Cap rates can get boost
As more “for sale” signs are replaced with “for rent” signs, owners, developers and potential investors must be creative if they want to maintain rental rates and fill their units.
In preparation for an upcoming seminar on leasing trends, Peter Zalewski, a principal with the Bal Harbour-based real estate consultancy Condo Vultures, gathered information on the submarkets in Miami-Dade, Broward and Palm Beach counties. The statistics include some interesting conclusions. For example, furnished apartments can be leased for 25 cents more per square foot than similar but unfurnished apartments.
“Something like furnishing the condos and apartments will help the buyer get to the double-digit cap rate sooner because they can charge more in rent,” Zalewski said.
Zalewski will address these principles and others in a Condo Vultures seminar scheduled for June 16. A panel discussion focusing on South Florida rental rate trends will be followed by a networking session and question and answer period.
“We’re expecting a lot of investors who are interested in double-digit cap rates,” Zalewski said. “These people are numbers based; they’re not speculators.”
Panel participants include:
James Donnelly, president and chief executive of the Castle Group association, a property management and services company based in Plantation.
Raul Valdes-Fauli, Miami-Dade County president of CNL Bank, who will talk about fractured condo lending.
Jack McCabe, McCabe Research & Consulting, who will give an overall analysis of the market.
Alan Ojeda, developer of One Broadway, a new high-rise rental tower in Miami’s Brickell Avenue area.
Double-digit cap rates, a measure of the ratio between the total income a property yields and the original price of the property, are seen as the dividing line for success in a battered rental market.
At the height of the real estate boom, when condos were being sold to converters, the cap rates were in the 2 to 4 percent range.
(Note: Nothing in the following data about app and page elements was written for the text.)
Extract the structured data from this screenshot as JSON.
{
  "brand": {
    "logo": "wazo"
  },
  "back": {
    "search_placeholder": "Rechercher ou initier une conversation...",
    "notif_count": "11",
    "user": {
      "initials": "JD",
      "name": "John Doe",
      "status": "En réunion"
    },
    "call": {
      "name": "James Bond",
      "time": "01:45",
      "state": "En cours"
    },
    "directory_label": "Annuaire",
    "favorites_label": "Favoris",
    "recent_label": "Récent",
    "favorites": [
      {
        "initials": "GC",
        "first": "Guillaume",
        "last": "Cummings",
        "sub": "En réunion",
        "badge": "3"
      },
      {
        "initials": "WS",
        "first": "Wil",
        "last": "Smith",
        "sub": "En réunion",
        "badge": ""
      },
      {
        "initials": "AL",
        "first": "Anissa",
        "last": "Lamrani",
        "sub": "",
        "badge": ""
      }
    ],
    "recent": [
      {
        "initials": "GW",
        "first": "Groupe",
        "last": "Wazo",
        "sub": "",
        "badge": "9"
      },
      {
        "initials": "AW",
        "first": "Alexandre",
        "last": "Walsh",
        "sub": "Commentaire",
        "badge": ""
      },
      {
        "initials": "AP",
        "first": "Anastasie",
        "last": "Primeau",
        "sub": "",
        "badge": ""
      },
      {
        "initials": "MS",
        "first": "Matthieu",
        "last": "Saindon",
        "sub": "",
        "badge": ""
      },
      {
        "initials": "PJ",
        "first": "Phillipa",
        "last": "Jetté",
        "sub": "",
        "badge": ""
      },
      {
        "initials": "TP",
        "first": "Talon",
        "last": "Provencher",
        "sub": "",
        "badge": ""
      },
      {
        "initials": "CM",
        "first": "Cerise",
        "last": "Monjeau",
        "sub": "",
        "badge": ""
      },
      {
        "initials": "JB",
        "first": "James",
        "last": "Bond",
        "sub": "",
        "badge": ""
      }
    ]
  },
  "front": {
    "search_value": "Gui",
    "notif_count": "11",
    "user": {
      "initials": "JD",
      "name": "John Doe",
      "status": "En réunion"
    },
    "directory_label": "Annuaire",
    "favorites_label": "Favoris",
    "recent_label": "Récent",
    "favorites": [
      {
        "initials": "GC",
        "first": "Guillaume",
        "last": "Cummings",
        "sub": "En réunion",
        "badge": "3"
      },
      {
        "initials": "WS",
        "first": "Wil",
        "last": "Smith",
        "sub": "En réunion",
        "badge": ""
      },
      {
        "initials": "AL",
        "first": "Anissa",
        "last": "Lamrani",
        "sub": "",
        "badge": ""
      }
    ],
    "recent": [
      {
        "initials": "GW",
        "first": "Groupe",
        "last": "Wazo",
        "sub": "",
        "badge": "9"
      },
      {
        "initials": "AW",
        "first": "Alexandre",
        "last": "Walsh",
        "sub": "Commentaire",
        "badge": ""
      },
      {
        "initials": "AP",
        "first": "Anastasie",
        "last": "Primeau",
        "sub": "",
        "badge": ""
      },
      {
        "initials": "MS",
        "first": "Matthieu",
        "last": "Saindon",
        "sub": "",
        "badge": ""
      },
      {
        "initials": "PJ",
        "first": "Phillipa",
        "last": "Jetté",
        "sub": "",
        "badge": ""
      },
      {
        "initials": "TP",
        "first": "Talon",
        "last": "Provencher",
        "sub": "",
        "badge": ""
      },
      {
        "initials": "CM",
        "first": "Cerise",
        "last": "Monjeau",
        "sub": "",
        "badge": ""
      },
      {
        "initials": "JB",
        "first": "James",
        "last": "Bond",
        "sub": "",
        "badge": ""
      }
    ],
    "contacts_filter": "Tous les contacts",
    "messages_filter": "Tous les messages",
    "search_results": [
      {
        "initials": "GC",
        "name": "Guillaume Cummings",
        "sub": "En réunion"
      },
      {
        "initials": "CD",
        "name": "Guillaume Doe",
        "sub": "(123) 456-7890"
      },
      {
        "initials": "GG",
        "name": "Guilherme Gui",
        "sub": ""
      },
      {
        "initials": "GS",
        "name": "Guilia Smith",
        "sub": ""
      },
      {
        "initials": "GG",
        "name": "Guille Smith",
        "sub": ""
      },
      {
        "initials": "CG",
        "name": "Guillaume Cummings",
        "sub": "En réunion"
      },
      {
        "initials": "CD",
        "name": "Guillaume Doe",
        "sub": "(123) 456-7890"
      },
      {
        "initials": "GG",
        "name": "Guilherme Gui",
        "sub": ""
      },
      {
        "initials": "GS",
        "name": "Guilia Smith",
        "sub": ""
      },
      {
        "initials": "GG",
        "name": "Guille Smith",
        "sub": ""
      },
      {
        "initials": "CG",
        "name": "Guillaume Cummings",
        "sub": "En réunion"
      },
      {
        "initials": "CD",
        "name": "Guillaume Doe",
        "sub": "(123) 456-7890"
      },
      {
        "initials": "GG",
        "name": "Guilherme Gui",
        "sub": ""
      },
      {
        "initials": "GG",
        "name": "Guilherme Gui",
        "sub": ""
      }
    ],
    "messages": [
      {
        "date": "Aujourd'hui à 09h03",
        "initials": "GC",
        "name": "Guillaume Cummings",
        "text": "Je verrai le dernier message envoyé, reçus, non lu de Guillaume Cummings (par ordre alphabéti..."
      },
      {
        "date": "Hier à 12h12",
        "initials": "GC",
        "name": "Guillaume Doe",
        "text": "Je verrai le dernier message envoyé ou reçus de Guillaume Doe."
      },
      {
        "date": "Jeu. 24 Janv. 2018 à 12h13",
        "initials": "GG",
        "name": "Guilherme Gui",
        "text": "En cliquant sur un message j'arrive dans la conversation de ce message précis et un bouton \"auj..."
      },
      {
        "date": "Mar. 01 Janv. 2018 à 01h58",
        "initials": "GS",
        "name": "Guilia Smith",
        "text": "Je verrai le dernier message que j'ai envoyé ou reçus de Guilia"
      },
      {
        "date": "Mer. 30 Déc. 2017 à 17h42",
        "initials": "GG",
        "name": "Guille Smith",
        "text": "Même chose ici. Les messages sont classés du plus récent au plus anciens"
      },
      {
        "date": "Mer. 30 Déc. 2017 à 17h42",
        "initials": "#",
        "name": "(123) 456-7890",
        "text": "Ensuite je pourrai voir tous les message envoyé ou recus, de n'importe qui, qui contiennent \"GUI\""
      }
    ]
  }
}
Now, Zalewski and McCabe believe getting into the double digits isn’t out of the realm of possibility. While rents are predicted to drop because of the increase in inventory, condos that were previously for sale and now are for rent can be rented at higher rates than the rest of the rental market.
“People might be willing to pay high rents for those new condos while the older apartment complexes are going to have to lower the rent in a desperate attempt to fill the units,” McCabe said.
The seminar will be held at the Doubletree Grand Hotel in Greater downtown Miami on June 16 from 5:30pm to 8pm. For more information visit www.condovultures.com.